Château de la Bourdaisière                     Château d'Amboise            

Our "château" from across the Renaudière vineyard outside Saint-Aignan

Château de Montpoupon                     Château de Saint-Aignan

15 March 2023

Mars 2004 (1)

It was the middle of March in 2004 and it was our first spring season in Saint-Aignan — we had moved into our house in June 2003. Would that all months of March would have at least a few days like this. Not so much this year...

The ornamental cherry tree in front of the house was in full bloom. This year, we're still waiting. Our dog Collette, 12 years old at the time, was learning to appreciate the vineyard and going for walks without a leash.

Our friend Sue had come from Madrid, where she was spending a few months in a Spanish-language program, to spend a week in Saint-Aignan. We were able to enjoy food, drink, and sunshine out in the back yard

The water level in the Cher river was fairly high, and it was primrose season in the yard and in the local open-air markets. We had never experienced March in Saint-Aignan before.

14 March 2023

« Dos » de cabillaud au beurre blanc

Cabillaud [kah-bee-yoh] is French for cod or codfish. Dos [doh] is "the back" as in "dorsal" — but what is the dorsal part of the codfish called in English? Some translations I've seen just call it the fillet or filet. Others call it the "cod loin" or cod loin filet. It's a thick slab of white fish flesh that is boneless and easy to cook. It's not necessarily easy to get the cod filet out of the pan that you've cooked it in, however. It tends to fall apart when it's cooked.
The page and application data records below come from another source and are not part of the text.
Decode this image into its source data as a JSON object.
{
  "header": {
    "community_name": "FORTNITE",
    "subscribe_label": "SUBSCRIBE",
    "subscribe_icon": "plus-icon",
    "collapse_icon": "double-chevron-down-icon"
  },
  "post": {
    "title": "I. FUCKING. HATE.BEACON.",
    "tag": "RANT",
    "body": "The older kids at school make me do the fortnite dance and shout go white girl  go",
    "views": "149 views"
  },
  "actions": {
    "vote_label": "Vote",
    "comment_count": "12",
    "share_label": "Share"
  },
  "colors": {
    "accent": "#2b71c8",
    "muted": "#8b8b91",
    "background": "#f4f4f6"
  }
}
In one of Jacques Pépin's books, Happy Cooking! (1994), there's a recipe for "codfish flakes" — Jacques writes that he likes scrod, haddock, and pollock but his favorite member of this family of fishes is cod, especially when it is presented in thick, heavy white fillets. "Cod fillets tend to separate into beautiful flakes as they cook," he adds.

I decided to cook the dos de cabillaud in a steamer. First I steamed some little potatoes and some broccoli florets. I kept them in a warm oven while the fish steamed.

To flavor the fish and vegetables, I made what is called un beurre blanc — a butter sauce made with white wine, either vinegar or lemon juice, butter, and fresh herbs (parsley or tarragon). I added capers this time. There's a recipe for beurre blanc in this post of mine from a few years ago.